Gathers articles on creole languages and their origins, by John H McWhorter, a unique and often controversial scholar in the field. This book is of interest to scholars and students of creole and pidgin studies, and lingustics more broadly. Defining creole. [John H McWhorter] -- Gathers articles on creole languages and their origins, by John H McWhorter, a unique and often controversial scholar in the field.

This book is of interest to scholars and students of creole and Your Web browser is not enabled for JavaScript.
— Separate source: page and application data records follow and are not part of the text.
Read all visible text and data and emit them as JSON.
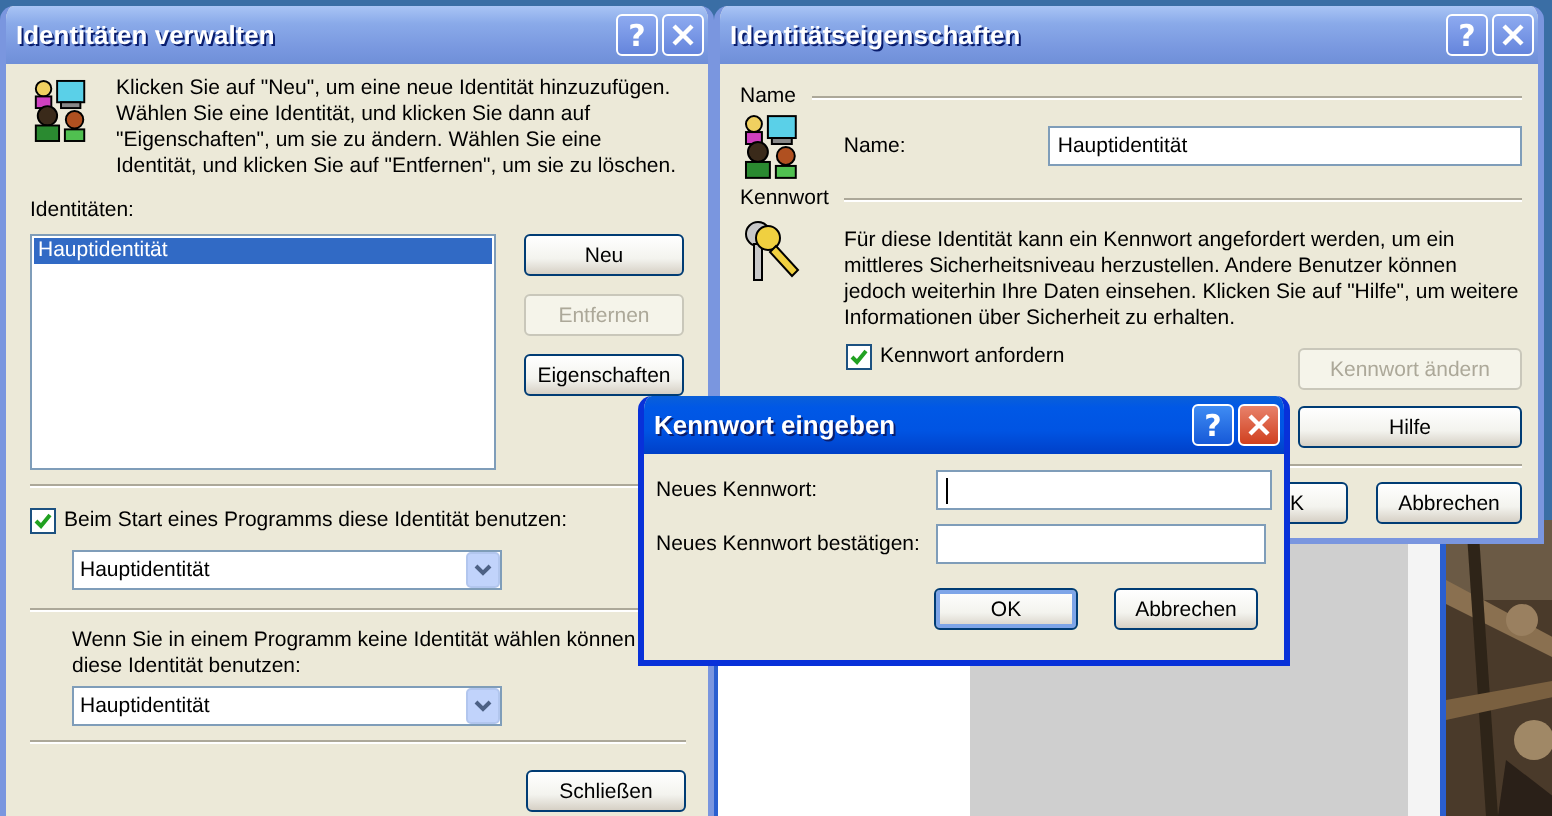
{
  "identities_window": {
    "title": "Identitäten verwalten",
    "active": false,
    "help": "?",
    "intro": "Klicken Sie auf \"Neu\", um eine neue Identität hinzuzufügen. Wählen Sie eine Identität, und klicken Sie dann auf \"Eigenschaften\", um sie zu ändern. Wählen Sie eine Identität, und klicken Sie auf \"Entfernen\", um sie zu löschen.",
    "list_label": "Identitäten:",
    "identities": [
      {
        "label": "Hauptidentität",
        "selected": true
      }
    ],
    "buttons": [
      {
        "label": "Neu",
        "disabled": false
      },
      {
        "label": "Entfernen",
        "disabled": true
      },
      {
        "label": "Eigenschaften",
        "disabled": false
      }
    ],
    "startup": {
      "label": "Beim Start eines Programms diese Identität benutzen:",
      "checked": true,
      "value": "Hauptidentität"
    },
    "fallback": {
      "label": "Wenn Sie in einem Programm keine Identität wählen können\ndiese Identität benutzen:",
      "value": "Hauptidentität"
    },
    "close_button": "Schließen"
  },
  "properties_window": {
    "title": "Identitätseigenschaften",
    "active": false,
    "help": "?",
    "name_group": "Name",
    "name_label": "Name:",
    "name_value": "Hauptidentität",
    "password_group": "Kennwort",
    "description": "Für diese Identität kann ein Kennwort angefordert werden, um ein mittleres Sicherheitsniveau herzustellen. Andere Benutzer können jedoch weiterhin Ihre Daten einsehen. Klicken Sie auf \"Hilfe\", um weitere Informationen über Sicherheit zu erhalten.",
    "require_password": {
      "label": "Kennwort anfordern",
      "checked": true
    },
    "buttons": [
      {
        "label": "Kennwort ändern",
        "disabled": true
      },
      {
        "label": "Hilfe",
        "disabled": false
      }
    ],
    "footer_buttons": [
      "K",
      "Abbrechen"
    ]
  },
  "password_dialog": {
    "title": "Kennwort eingeben",
    "active": true,
    "help": "?",
    "fields": [
      {
        "label": "Neues Kennwort:",
        "focused": true
      },
      {
        "label": "Neues Kennwort bestätigen:",
        "focused": false
      }
    ],
    "buttons": [
      {
        "label": "OK",
        "default": true
      },
      {
        "label": "Abbrechen",
        "default": false
      }
    ]
  }
}
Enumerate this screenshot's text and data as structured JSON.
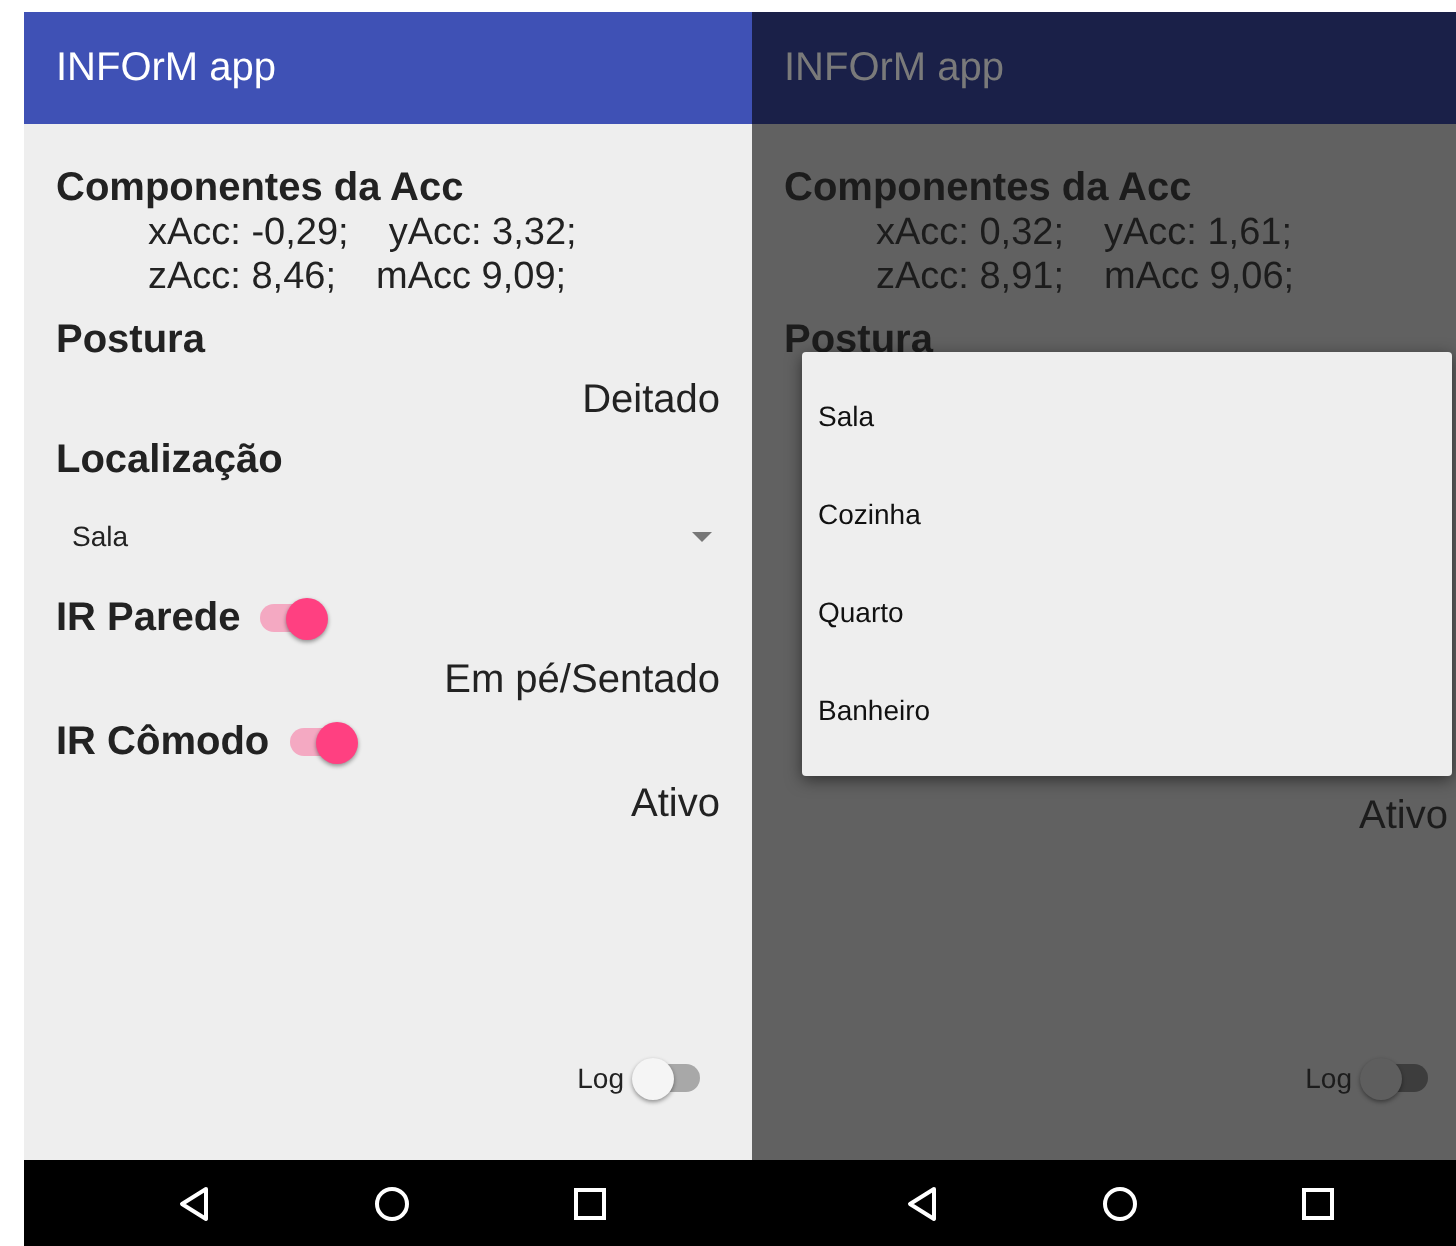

The first chapter, “Defining ‘Creole’ as a Synchronic Term,” is McWhorter’s “official” statement of his Creole Prototype hypothesis. Here he explicates the three traits of the creole prototype, namely, “few or no inflectional affixes” (p. 12), “little or no use of tone to distinguish.

Defining Creole John H. McWhorter New York: Oxford University Press Description This volume gathers the last ten years worth of published articles on creole languages and their origins by John H. McWhorter, a unique and often controversial scholar in the field.

The articles fall into roughly. Books shelved as creole: Wide Sargasso Sea by Jean Rhys, The Field by Baptiste Paul, The Feast of All Saints by Anne Rice, Cane River by Lalita Tademy, a.

Negerhollands Creole Dutch 81 The French-based creoles 85 Haitian Creole French 86 English-based Atlantic creoles 91 Jamaican Creole English 93 English-based Pacific pidgins and creoles 95 Tok Pisin 96 Pidgins and creoles based on other languages Nubi Creole Arabic 4 Lexicosemantics   Buy Defining Creole by McWhorter, John H.

(ISBN: ) from Amazon's Book Store. Everyday low prices and free delivery on eligible : John H. McWhorter. It's unexpected fun when a book title raises questions, i. e., Creole Son, my novel about painter Edgar Degas's time in New Orleans.

When people ask me to define Creole, I say it's probably not what they think but lots more besides. Few ethnic terms are more misunderstood.

The word comes from the Portuguese/Spanish criar meaning "to breed" and was. Introduction to the special issue on creole morphology.

Canadian Journal of Linguistics/Revue canadienne de linguistique pp. 1 ff. Mufwene, Salikoko S.Welcome to e-content platform of John Benjamins Publishing Company.

Here you can find all of our electronic books and journals, for purchase and download or subscriber by: 2.Like any language, creoles are characterized by a consistent system of grammar, possess large stable vocabularies, and are acquired by children as their native language.

These three features distinguish a creole language from a pidgin.